top of page
  • Writer's pictureRonald Van der Meer

Extended Producer Responsibility will improve recycling rates to bring a circular future forward

The volume of plastic waste in our environment is continuing to grow, with the annual rate of leakage anticipated to nearly double to 44 million tonnes by 2060 [1] if we continue on our current path [2]. If we want to leave a healthy planet for future generations, we urgently need to change course.

Plastic packaging plays a crucial role in promoting health and sustainability by securing future food supplies. As demand for plastic products is expected to keep rising, it’s essential that we find better ways to capture their value after use — to close the loop, giving them an infinite life in new, high-value applications.

Having spent over two decades in waste management, I know there is strong industry demand for high-quality recyclates.
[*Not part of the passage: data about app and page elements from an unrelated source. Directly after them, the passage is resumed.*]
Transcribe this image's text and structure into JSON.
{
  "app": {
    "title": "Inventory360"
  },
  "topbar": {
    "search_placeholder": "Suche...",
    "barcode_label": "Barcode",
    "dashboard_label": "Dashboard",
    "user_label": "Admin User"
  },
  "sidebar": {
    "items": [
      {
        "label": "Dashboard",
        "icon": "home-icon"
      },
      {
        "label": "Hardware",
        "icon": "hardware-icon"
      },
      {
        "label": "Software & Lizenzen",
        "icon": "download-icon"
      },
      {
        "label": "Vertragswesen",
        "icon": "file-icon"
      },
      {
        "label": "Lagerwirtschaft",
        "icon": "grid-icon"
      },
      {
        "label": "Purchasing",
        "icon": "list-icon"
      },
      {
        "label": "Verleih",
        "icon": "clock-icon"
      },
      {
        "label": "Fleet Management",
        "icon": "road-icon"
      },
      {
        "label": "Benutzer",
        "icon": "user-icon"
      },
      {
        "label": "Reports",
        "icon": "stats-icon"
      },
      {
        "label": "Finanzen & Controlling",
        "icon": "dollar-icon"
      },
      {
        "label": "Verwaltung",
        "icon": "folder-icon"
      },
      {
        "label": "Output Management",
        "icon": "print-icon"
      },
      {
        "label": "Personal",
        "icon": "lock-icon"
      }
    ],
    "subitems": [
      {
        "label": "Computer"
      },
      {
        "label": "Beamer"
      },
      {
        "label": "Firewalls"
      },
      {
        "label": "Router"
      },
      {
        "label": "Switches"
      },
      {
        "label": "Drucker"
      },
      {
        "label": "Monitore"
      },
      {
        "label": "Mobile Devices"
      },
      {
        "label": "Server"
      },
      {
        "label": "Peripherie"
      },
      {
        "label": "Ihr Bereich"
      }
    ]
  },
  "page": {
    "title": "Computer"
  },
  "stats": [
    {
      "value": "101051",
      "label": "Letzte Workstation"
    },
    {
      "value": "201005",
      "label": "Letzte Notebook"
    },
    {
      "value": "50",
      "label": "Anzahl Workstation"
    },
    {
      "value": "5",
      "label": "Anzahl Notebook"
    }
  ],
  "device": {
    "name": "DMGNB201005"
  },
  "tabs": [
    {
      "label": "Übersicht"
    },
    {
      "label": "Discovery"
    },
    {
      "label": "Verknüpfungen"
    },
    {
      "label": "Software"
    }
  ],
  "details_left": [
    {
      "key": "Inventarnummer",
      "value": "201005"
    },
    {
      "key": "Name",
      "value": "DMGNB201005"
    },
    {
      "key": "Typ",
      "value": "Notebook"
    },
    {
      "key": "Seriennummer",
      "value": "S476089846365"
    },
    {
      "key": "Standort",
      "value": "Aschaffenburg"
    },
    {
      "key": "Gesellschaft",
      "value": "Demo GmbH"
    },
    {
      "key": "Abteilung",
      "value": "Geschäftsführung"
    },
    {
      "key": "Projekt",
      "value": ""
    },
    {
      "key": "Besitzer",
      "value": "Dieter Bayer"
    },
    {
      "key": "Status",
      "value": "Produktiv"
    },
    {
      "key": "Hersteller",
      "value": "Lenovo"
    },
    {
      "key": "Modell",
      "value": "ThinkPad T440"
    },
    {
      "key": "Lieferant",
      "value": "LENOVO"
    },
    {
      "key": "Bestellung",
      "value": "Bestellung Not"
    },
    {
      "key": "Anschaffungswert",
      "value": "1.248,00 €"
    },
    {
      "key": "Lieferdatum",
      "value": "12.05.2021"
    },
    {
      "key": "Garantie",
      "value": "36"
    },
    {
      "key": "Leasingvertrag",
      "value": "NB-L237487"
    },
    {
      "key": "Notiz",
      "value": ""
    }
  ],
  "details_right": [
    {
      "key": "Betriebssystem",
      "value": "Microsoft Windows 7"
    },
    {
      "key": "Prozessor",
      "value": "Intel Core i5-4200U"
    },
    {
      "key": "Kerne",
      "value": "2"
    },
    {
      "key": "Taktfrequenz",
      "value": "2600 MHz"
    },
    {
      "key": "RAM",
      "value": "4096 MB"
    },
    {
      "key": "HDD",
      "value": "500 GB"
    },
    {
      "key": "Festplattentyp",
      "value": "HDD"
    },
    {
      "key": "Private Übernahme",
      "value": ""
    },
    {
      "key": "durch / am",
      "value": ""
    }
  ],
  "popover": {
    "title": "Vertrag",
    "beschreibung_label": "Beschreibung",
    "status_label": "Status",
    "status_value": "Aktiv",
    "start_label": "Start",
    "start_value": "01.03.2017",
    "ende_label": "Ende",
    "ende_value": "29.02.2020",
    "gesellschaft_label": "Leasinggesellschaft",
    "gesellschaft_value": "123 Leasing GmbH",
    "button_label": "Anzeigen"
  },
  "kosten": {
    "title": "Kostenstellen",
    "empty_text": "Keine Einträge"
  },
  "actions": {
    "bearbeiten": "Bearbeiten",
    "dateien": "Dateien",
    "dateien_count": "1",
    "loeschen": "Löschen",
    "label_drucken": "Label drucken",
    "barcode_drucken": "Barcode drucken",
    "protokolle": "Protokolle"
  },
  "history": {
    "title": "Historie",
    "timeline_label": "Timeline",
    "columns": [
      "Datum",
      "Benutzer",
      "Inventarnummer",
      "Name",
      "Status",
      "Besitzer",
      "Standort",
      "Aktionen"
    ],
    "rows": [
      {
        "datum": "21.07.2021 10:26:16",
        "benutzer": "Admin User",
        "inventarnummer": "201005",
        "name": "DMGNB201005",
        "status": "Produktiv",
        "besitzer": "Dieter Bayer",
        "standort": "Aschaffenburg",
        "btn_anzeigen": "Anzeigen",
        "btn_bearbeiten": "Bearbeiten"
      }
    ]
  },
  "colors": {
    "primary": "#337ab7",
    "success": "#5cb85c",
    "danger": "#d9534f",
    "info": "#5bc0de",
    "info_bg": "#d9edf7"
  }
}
To meet it, capacity is being increased through the construction of new recycling facilities. Alongside, more advanced recycling technologies are being developed to broaden the range of potential applications for recycled content. Yet, despite the progress being made, there is a challenge ahead: to secure a system that enables the maximum utilization of waste.

EPR offers a way forward

One of the most promising developments I’ve witnessed during my career has been the expansion of Extended Producer Responsibility (EPR) policies. EPR puts the responsibility onto whoever places a product into the market — for example the brand owner or retailer — to ensure that it is appropriately processed at the end of its life through recycling.

Typically, they do this by paying an EPR scheme a fee based on the weight and composition of the waste material to take care of the end-of-life management on their behalf. EPR schemes then distribute this money to carry out effective waste management. EPR policies also typically establish targets for the total proportion of waste placed on the market that has to be sorted and recycled, creating an incentive to improve design for recycling.

EPR policies cover a variety of areas, including electronics, automotive, textiles, batteries, and more, but much of the current conversation is focussed on lightweight consumer packaging — an important topic for our industry as nearly 40% of the plastic currently produced in the EU is for packaging applications [3].

From 2024, the introduction of EPR schemes for packaging is likely to become mandatory across the European Union.

Delivering on the European Green Deal

Germany offers an example of how EPR policies can work to positively impact the waste management landscape: in the 32 years since EPR schemes were first introduced, the country has experimented with multiple models in order to maximise efficiency and eliminate freeriding. It has also implemented progressively higher targets for material recovery, leading to a plastic packaging recycling rate of 46% in 2020 — significantly higher than the EU average of 38%, and within reach of the EU’s proposed target of 50% by 2025 [4][5].

From 2024, the introduction of EPR schemes for packaging is likely to become mandatory across the European Union [6]. The requirement, part of the European Green Deal, is part of a package of measures that will also set targets for the amount of recycled content that new packaging will have to contain.

A systems-level approach to unlocking progress

EPR also offers another, potentially more powerful, means of effecting change: by fostering collaboration within the value chain, it can reshape entire systems, creating more efficient and effective ways to manage and recover value from waste.

This is the purpose of Recelerate, a joint entity founded by Borealis and Reclay Group. Uniting the recycling expertise of the former with the EPR experience of the latter, Recelerate will work with organisations from across the value chain, including converters, brand owners and retailers, to optimise how lightweight plastic packaging is managed, sorted and recycled.

The sorted waste will become feedstock for Borealis’ Borcycle™ M and C recycling activities. These recycled materials will then be converted back into lightweight packaging, once again becoming part of an EPR scheme — the full circular lifecycle in action.

7 views0 comments


bottom of page